[Data records for software interfaces]
»»

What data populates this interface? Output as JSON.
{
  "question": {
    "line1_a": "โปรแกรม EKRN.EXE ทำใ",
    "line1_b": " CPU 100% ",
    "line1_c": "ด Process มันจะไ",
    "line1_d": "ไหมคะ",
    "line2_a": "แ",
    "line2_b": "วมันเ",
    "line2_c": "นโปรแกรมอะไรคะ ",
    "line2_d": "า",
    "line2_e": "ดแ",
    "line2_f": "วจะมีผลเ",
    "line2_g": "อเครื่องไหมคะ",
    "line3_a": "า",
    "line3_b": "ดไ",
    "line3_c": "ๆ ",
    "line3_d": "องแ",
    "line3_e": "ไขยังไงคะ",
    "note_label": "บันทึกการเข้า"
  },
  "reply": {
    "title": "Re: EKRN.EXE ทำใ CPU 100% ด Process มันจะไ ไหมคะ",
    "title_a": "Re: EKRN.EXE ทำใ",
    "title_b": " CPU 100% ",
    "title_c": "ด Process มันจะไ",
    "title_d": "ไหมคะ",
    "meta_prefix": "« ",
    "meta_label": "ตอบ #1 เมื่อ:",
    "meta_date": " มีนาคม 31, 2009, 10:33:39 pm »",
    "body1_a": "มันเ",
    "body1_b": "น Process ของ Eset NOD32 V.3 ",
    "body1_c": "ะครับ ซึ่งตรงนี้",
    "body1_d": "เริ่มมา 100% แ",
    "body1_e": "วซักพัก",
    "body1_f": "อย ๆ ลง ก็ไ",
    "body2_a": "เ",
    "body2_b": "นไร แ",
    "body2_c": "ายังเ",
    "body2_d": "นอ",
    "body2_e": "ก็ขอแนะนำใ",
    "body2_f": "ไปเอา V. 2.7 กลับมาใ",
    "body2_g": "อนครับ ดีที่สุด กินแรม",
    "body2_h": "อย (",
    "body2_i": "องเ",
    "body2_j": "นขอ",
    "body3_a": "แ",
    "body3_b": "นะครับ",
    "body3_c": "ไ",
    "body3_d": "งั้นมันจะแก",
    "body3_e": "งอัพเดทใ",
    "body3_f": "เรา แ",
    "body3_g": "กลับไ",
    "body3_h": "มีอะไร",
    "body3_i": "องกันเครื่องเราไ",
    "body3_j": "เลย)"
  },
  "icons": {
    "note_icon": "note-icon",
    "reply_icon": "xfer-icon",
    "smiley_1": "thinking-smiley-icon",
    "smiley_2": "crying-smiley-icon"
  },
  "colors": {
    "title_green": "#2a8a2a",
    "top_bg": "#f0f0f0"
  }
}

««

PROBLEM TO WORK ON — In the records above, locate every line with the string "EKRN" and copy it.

SOLUTION TO THE EXERCISE —
    "line1_a": "โปรแกรม EKRN.EXE ทำใ",
    "title": "Re: EKRN.EXE ทำใ CPU 100% ด Process มันจะไ ไหมคะ",
    "title_a": "Re: EKRN.EXE ทำใ",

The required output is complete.